WORK ITEM
Go through the material line by line and copy each one with the word "equipment".

-------------------------

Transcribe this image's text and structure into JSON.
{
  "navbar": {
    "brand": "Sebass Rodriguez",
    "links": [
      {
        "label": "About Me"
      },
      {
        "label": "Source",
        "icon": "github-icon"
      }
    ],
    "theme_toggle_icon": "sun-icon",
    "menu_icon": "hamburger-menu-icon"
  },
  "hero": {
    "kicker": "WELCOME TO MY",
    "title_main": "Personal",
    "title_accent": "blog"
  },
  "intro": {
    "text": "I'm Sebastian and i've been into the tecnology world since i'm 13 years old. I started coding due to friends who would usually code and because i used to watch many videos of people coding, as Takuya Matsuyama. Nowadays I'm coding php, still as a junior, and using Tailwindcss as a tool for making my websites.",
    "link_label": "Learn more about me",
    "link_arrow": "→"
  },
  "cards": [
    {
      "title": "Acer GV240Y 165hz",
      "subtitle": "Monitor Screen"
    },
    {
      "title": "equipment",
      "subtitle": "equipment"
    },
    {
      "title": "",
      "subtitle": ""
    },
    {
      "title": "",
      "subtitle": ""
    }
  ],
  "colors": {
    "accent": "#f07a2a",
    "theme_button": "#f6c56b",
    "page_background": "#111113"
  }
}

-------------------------

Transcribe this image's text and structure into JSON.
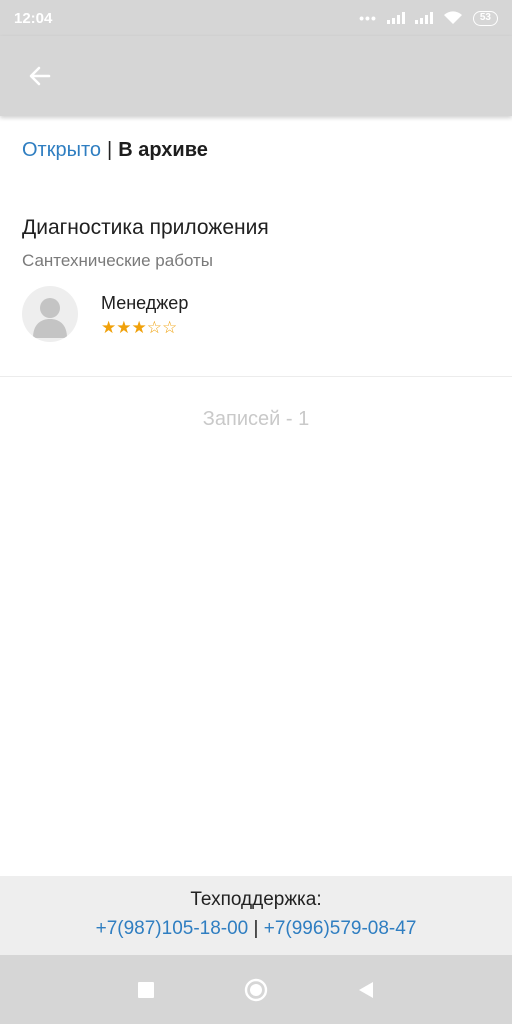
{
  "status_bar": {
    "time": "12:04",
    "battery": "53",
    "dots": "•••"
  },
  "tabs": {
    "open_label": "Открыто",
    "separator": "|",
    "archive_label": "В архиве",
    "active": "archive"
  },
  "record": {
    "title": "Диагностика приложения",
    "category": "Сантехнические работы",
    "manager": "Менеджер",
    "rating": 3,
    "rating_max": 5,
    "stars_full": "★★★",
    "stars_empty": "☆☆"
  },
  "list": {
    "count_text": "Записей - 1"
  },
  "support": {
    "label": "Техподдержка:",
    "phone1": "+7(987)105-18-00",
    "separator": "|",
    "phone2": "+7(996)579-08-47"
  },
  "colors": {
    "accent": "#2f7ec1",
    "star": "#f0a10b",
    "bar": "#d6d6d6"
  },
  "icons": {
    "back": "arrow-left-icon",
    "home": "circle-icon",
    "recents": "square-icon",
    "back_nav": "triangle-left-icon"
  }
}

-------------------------

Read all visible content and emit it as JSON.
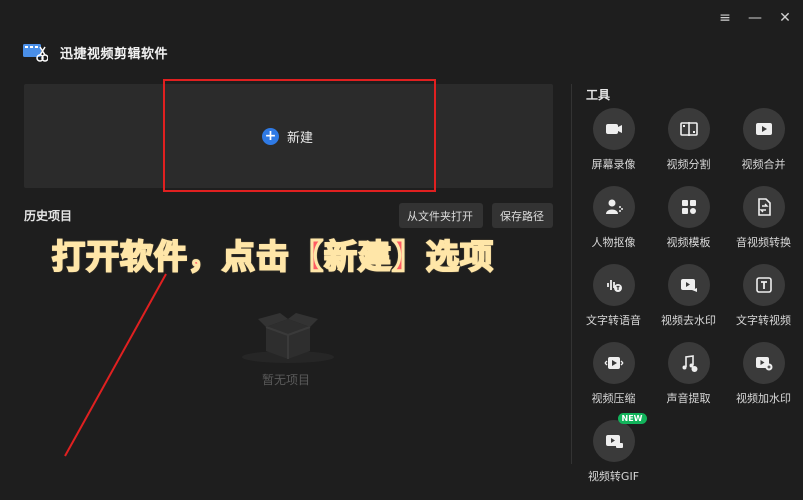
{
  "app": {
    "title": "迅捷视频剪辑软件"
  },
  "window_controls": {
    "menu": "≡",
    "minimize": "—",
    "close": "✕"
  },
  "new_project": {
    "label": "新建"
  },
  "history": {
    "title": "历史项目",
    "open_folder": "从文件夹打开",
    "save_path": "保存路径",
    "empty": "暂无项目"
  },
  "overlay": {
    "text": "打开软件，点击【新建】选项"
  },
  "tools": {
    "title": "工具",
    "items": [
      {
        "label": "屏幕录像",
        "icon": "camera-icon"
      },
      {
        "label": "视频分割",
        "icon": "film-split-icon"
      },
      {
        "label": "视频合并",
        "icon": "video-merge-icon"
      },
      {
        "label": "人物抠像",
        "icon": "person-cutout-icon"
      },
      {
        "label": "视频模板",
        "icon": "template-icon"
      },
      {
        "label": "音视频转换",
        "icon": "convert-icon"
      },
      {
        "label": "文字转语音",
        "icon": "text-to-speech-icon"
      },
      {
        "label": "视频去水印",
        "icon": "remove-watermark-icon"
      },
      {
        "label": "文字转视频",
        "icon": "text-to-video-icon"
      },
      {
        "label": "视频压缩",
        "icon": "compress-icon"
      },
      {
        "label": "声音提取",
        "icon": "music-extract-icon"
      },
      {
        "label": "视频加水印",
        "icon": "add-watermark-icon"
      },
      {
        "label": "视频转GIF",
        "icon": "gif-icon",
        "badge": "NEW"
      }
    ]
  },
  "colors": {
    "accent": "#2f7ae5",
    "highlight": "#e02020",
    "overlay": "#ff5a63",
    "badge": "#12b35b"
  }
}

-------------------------

YOUR SOLUTION
      "title": "equipment",
      "subtitle": "equipment"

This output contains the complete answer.